> **Work order**:
Look through the entries below for the string "recovery", and copy each line where it is found.

> **Records from a collection**:
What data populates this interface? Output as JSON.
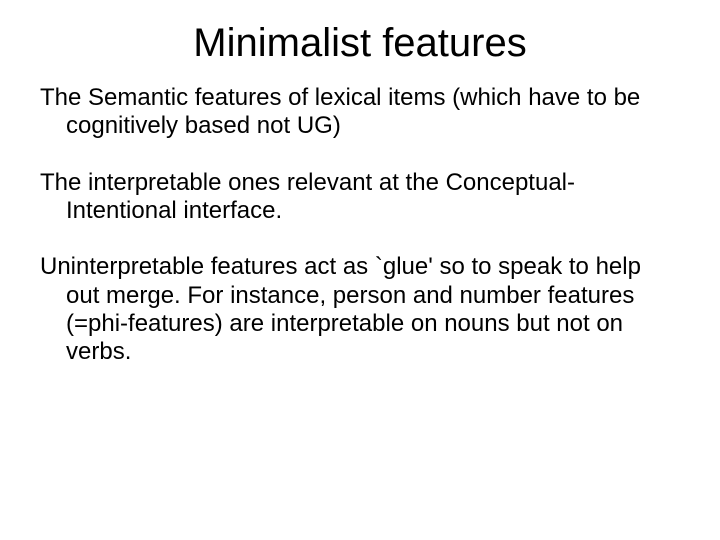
{
  "title": "Minimalist features",
  "paragraphs": [
    "The Semantic features of lexical items (which have to be cognitively based not UG)",
    "The interpretable ones relevant at the Conceptual-Intentional interface.",
    "Uninterpretable features act as `glue' so to speak to help out merge. For instance, person and number features (=phi-features) are interpretable on nouns but not on verbs."
  ]
}
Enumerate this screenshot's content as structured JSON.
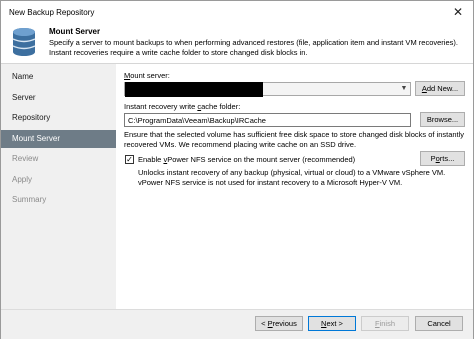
{
  "window": {
    "title": "New Backup Repository",
    "close_glyph": "✕"
  },
  "header": {
    "title": "Mount Server",
    "description_line1": "Specify a server to mount backups to when performing advanced restores (file, application item and instant VM recoveries).",
    "description_line2": "Instant recoveries require a write cache folder to store changed disk blocks in.",
    "icon": "database-icon"
  },
  "sidebar": {
    "items": [
      {
        "label": "Name",
        "state": "normal"
      },
      {
        "label": "Server",
        "state": "normal"
      },
      {
        "label": "Repository",
        "state": "normal"
      },
      {
        "label": "Mount Server",
        "state": "active"
      },
      {
        "label": "Review",
        "state": "disabled"
      },
      {
        "label": "Apply",
        "state": "disabled"
      },
      {
        "label": "Summary",
        "state": "disabled"
      }
    ]
  },
  "mount_server": {
    "label_u": "M",
    "label_rest": "ount server:",
    "add_new_u": "A",
    "add_new_rest": "dd New..."
  },
  "write_cache": {
    "label_a": "Instant recovery write ",
    "label_u": "c",
    "label_b": "ache folder:",
    "value": "C:\\ProgramData\\Veeam\\Backup\\IRCache",
    "browse_label": "Browse...",
    "hint_line1": "Ensure that the selected volume has sufficient free disk space to store changed disk blocks of instantly",
    "hint_line2": "recovered VMs. We recommend placing write cache on an SSD drive."
  },
  "nfs": {
    "checked": true,
    "check_glyph": "✓",
    "label_a": "Enable ",
    "label_u": "v",
    "label_b": "Power NFS service on the mount server (recommended)",
    "ports_a": "P",
    "ports_u": "o",
    "ports_b": "rts...",
    "desc_line1": "Unlocks instant recovery of any backup (physical, virtual or cloud) to a VMware vSphere VM.",
    "desc_line2": "vPower NFS service is not used for instant recovery to a Microsoft Hyper-V VM."
  },
  "footer": {
    "previous_a": "< ",
    "previous_u": "P",
    "previous_b": "revious",
    "next_u": "N",
    "next_b": "ext >",
    "finish_u": "F",
    "finish_b": "inish",
    "cancel_label": "Cancel"
  },
  "colors": {
    "accent": "#0078d7",
    "sidebar_active": "#6e7c87",
    "sidebar_bg": "#f0f0f0"
  }
}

> **Solution to the problem**:
    "label_a": "Instant recovery write ",
    "desc_line1": "Unlocks instant recovery of any backup (physical, virtual or cloud) to a VMware vSphere VM.",
    "desc_line2": "vPower NFS service is not used for instant recovery to a Microsoft Hyper-V VM."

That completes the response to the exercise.